(Beginning of LISTED ENTRIES)
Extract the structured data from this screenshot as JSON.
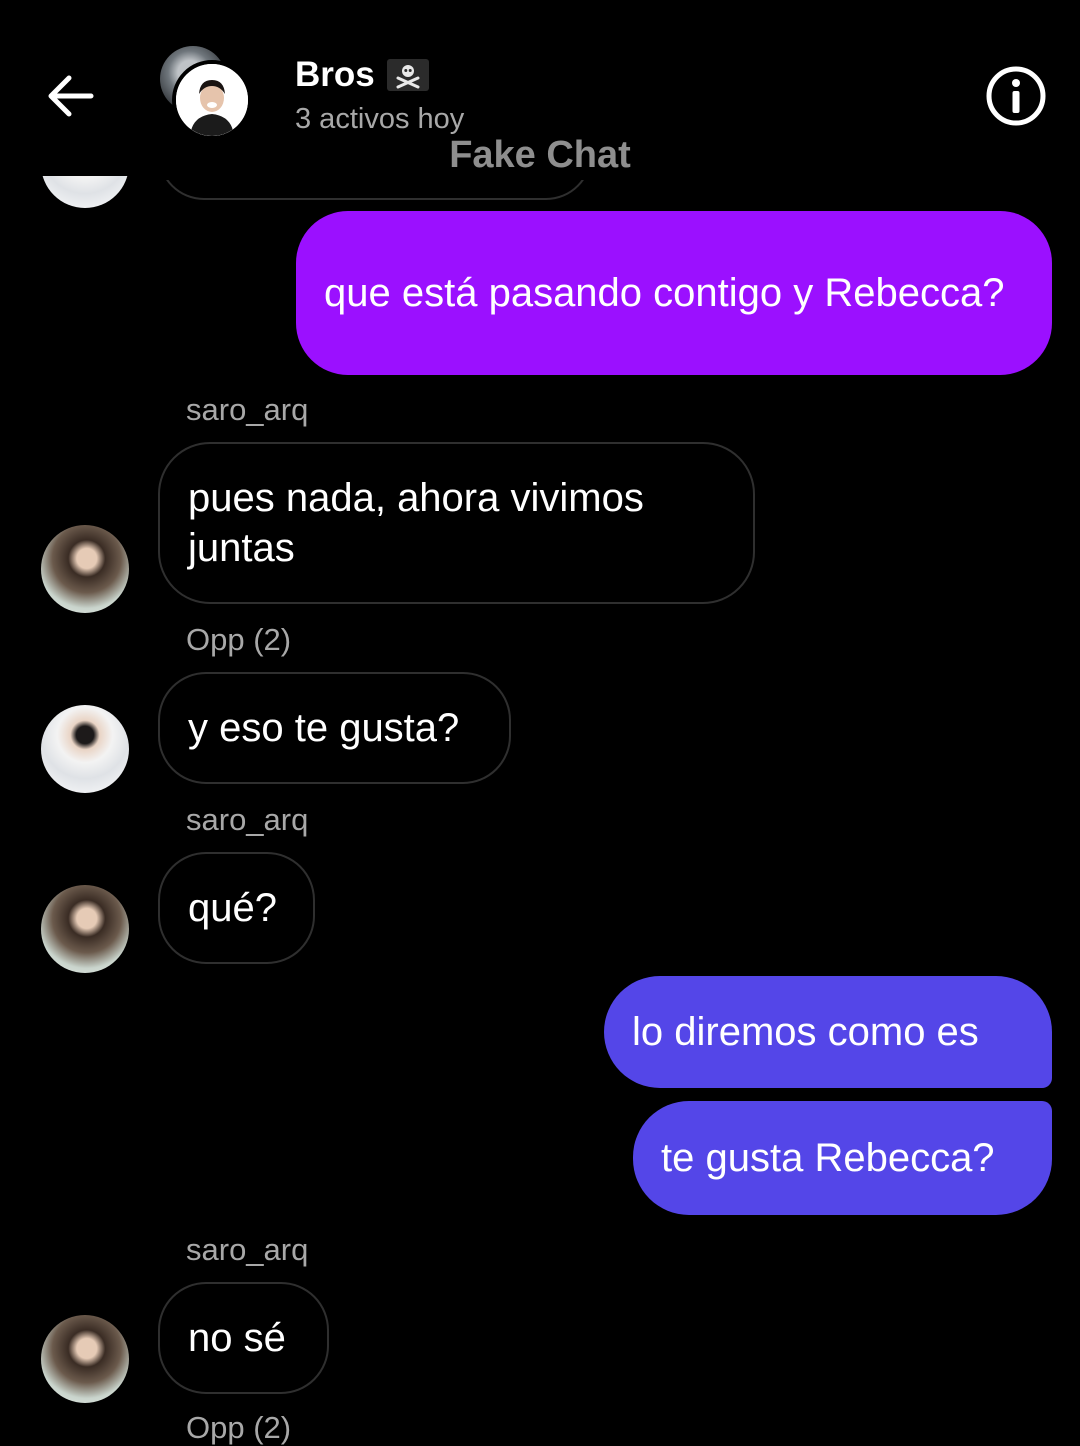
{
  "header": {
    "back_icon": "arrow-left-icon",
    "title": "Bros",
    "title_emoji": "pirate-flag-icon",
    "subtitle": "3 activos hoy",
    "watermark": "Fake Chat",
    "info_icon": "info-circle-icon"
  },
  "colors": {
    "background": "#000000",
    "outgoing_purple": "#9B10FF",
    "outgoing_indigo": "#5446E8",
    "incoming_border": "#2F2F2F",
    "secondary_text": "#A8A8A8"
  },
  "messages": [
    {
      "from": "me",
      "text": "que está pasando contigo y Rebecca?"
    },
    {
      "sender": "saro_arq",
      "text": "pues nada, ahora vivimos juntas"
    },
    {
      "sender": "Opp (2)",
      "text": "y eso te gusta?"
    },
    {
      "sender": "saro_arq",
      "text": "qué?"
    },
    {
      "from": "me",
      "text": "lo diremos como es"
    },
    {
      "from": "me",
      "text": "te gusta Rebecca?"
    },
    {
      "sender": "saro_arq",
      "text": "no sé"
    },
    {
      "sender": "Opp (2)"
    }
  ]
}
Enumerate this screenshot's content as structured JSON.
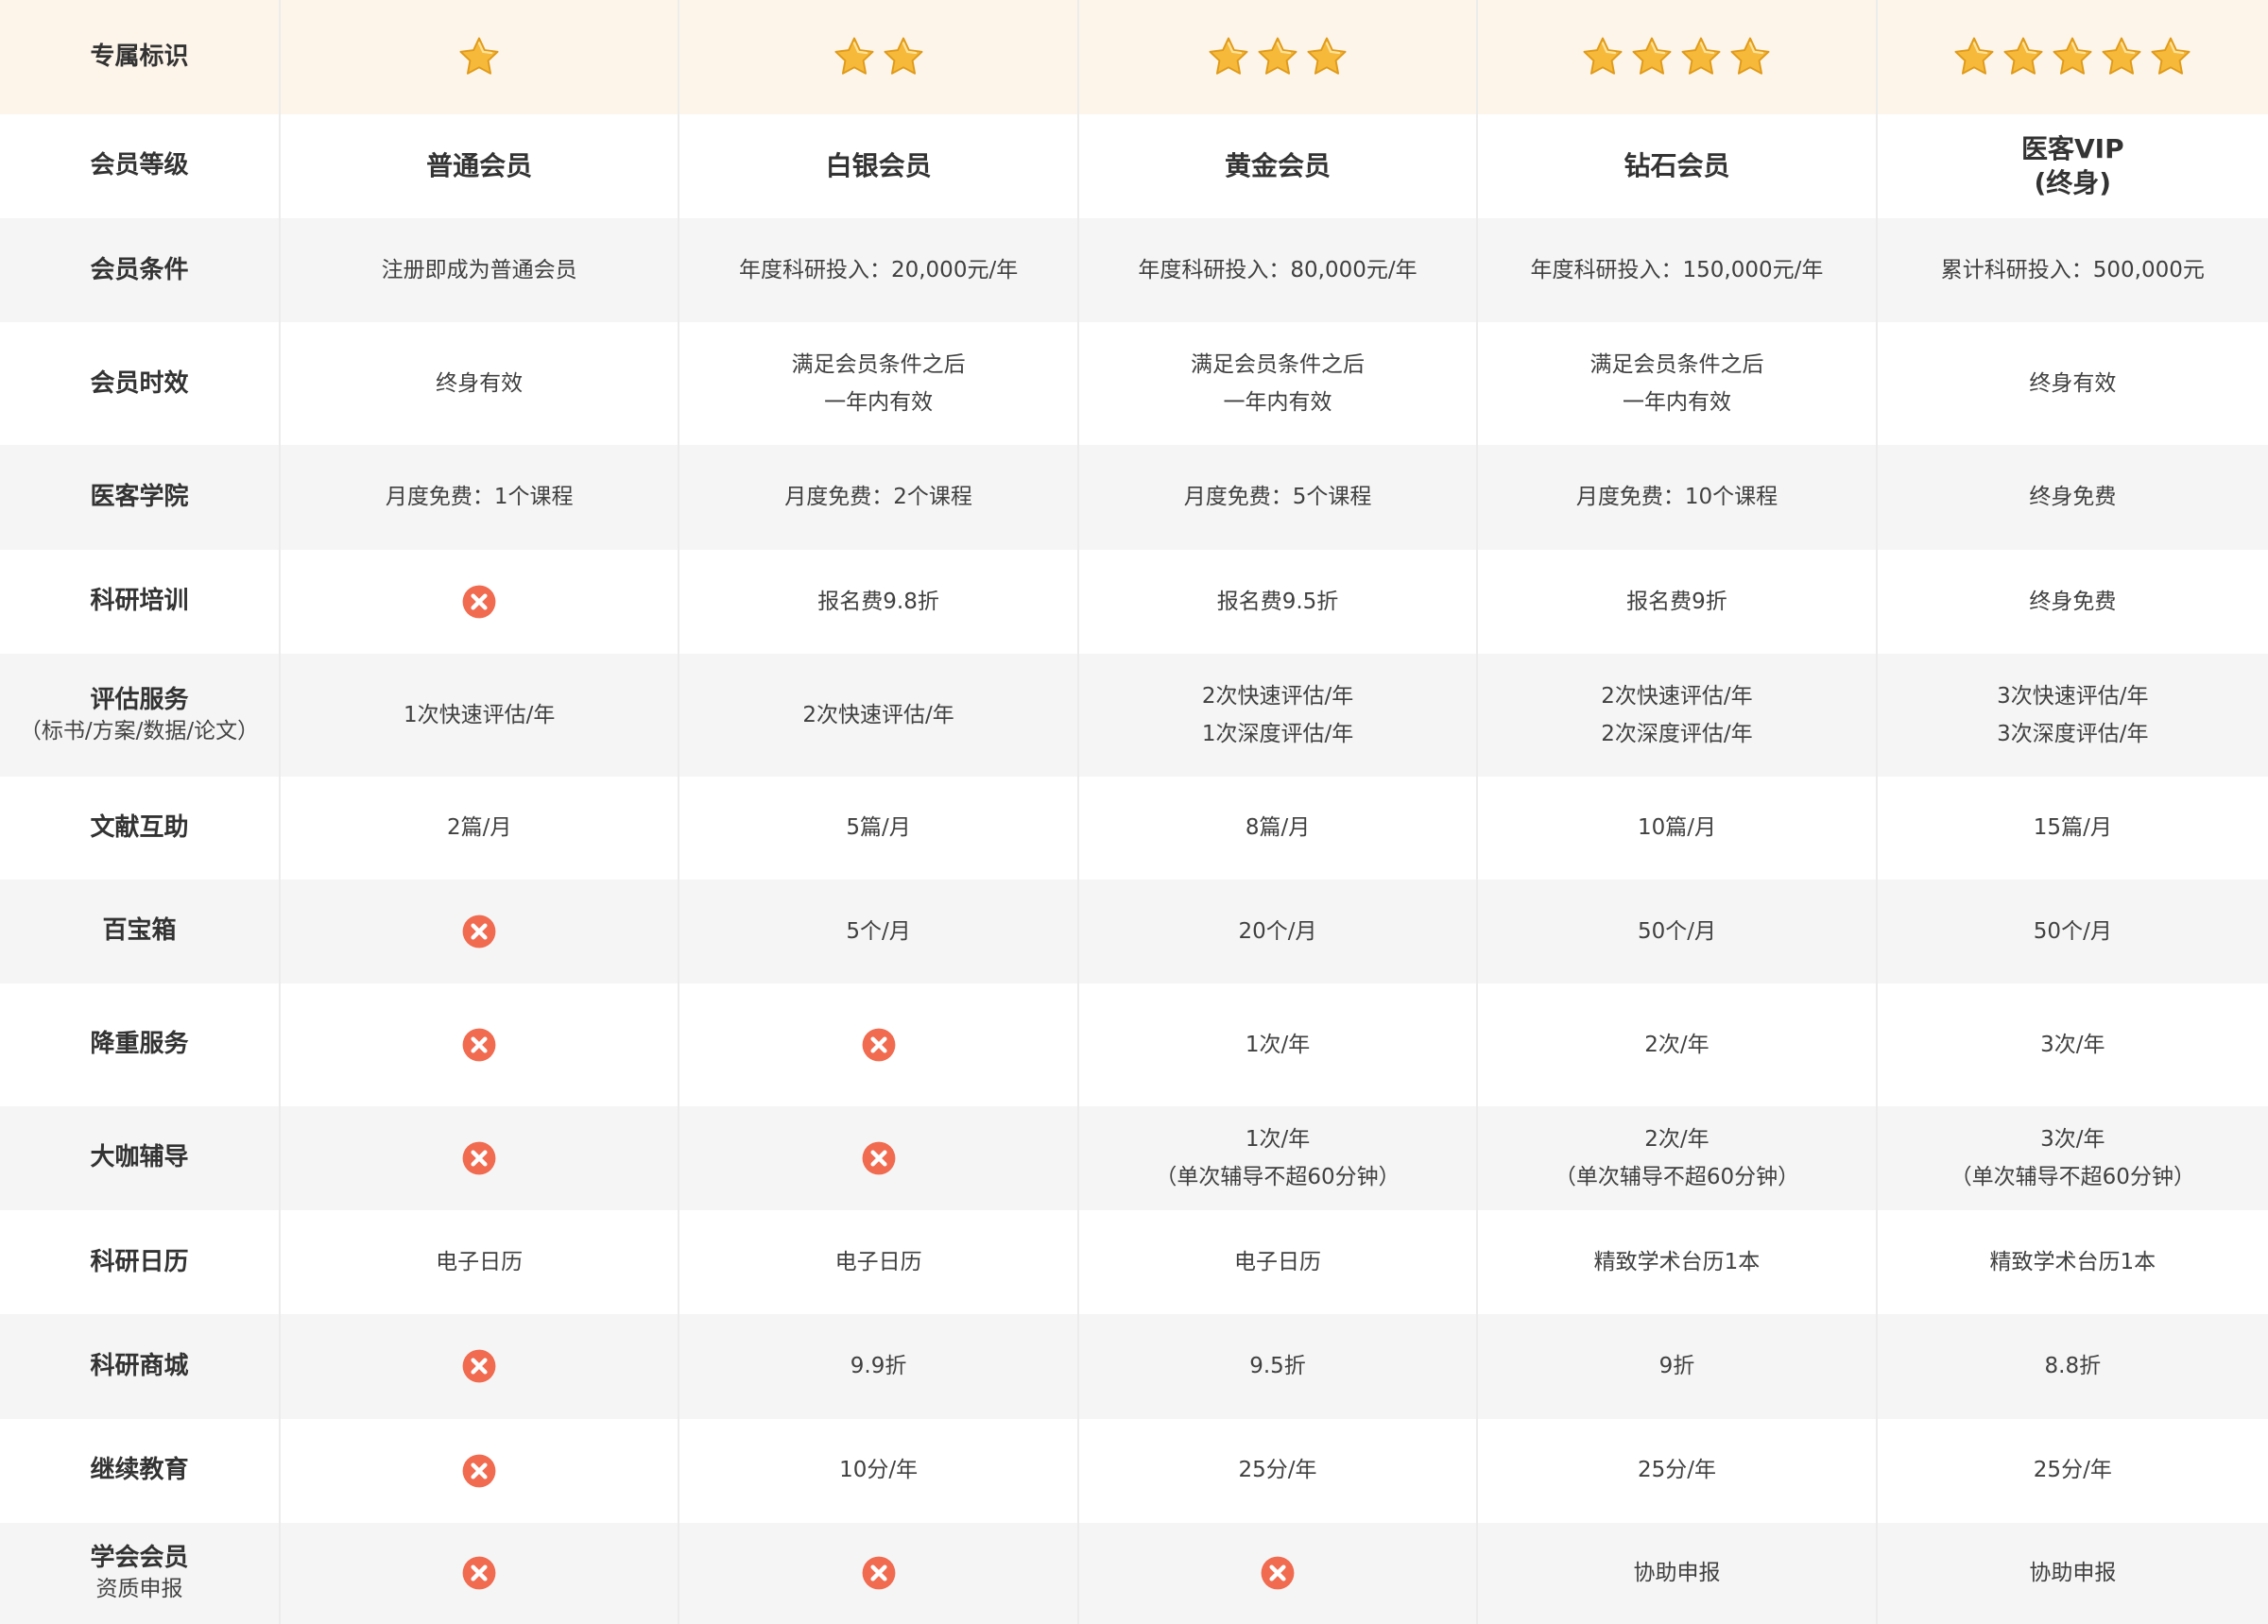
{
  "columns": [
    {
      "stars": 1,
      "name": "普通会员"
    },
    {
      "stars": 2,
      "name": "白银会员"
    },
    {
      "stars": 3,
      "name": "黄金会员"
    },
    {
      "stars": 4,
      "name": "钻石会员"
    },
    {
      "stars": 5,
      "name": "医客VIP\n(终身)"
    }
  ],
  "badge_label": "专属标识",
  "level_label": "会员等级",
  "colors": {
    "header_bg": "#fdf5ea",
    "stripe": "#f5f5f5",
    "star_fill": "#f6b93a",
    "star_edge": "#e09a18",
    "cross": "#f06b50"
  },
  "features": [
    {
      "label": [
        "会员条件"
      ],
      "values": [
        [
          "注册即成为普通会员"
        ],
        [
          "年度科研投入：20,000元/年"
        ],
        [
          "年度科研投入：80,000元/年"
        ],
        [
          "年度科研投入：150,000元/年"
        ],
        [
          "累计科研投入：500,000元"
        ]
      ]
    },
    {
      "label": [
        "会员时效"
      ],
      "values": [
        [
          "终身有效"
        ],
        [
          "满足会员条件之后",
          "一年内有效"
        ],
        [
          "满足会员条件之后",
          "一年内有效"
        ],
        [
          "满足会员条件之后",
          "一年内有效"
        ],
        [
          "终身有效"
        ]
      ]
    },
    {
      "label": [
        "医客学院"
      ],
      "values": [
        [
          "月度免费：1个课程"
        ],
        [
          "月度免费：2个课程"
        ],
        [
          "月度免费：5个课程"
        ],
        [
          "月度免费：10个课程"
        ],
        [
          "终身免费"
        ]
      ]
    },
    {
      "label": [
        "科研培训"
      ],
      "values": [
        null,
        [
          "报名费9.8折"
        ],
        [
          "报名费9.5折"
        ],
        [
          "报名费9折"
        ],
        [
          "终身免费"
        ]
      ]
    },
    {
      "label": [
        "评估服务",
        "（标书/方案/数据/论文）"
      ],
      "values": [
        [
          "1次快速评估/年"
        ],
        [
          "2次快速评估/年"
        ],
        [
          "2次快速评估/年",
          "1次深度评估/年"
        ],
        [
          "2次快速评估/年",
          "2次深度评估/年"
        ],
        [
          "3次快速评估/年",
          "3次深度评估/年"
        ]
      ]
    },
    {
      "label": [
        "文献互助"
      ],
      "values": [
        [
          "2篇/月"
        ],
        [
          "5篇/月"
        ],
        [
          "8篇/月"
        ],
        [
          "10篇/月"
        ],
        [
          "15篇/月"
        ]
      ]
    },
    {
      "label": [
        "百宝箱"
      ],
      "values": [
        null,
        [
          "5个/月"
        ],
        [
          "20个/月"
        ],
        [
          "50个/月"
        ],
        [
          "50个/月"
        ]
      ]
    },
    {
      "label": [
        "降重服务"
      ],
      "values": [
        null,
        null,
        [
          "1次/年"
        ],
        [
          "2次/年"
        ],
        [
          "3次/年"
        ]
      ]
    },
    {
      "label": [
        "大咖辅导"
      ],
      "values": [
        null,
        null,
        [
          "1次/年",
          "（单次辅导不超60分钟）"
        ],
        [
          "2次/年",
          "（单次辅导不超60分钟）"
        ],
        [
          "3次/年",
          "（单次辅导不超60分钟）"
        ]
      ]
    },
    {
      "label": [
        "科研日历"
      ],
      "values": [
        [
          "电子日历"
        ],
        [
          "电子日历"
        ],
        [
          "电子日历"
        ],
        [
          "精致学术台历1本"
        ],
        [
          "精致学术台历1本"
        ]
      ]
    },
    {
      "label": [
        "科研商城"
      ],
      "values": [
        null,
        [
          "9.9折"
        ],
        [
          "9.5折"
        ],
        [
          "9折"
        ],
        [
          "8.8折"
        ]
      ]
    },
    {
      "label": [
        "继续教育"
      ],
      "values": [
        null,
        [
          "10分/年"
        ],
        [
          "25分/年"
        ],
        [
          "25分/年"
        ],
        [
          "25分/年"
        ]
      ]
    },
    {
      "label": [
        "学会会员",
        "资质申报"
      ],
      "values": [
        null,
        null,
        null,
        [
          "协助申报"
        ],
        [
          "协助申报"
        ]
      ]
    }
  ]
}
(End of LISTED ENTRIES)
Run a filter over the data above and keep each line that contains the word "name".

      "name": "普通会员"
      "name": "白银会员"
      "name": "黄金会员"
      "name": "钻石会员"
      "name": "医客VIP\n(终身)"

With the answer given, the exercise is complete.